Mentor
If people like Lucien Hardy hadn't followed their dissatisfaction with such answers, we would know a lot less about the foundations of QM.
That's true.

In fact my personal opinion on the foundations of QM is Lucien Hardy's.

That said, having discussed such things, that approach leaves many cold. It's mathematically abstract being based on things like reversible continuous transformations that, for those into math, look pretty obvious, but if you aren't into that sort of thing can sort of leave you saying - so.

As I said I know this from discussing it with others and its exactly what they say.

Thanks
Bill

jtbell
Mentor
How then do you know you are getting the maths right if you can't see what it represents?
By working out solutions for situations that people have studied before, and comparing them to experimental results, or to already generally-accepted solutions. Gradually you develop a feel for it, and you gain confidence in applying it to new situations. As Bill said, "you get used to it."

Otherwise, how else can you understand this stuff?

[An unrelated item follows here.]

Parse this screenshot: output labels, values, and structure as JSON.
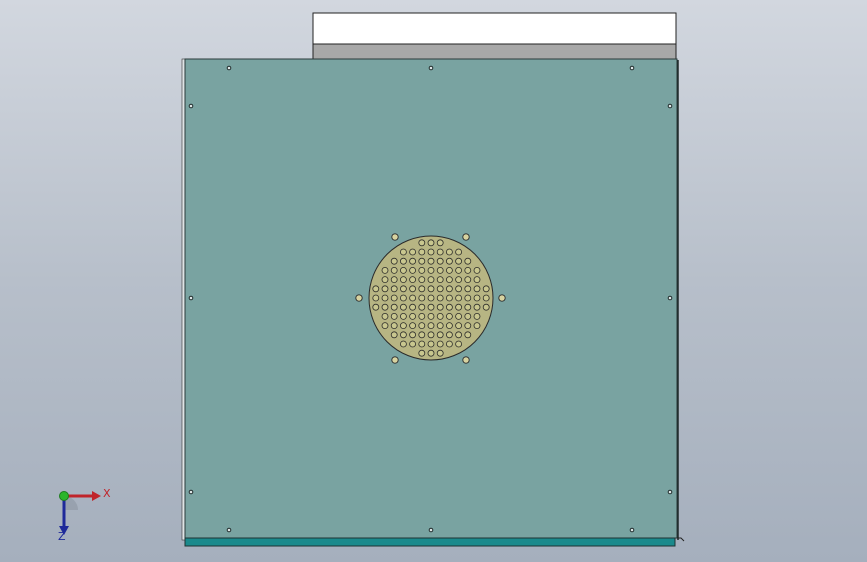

What is your secret?
To compliment f95toli's reply, there is a pair of books which make an attempt, and a pretty decent one, to make the mathematics of QM more plain and concrete. They also give a relatively accessible approach to understanding the derivation and application of QM math:

Visual Quantum Mechanics by Bernd Thaller
Advanced Visual Quantum Mechanics by Bernd Thaller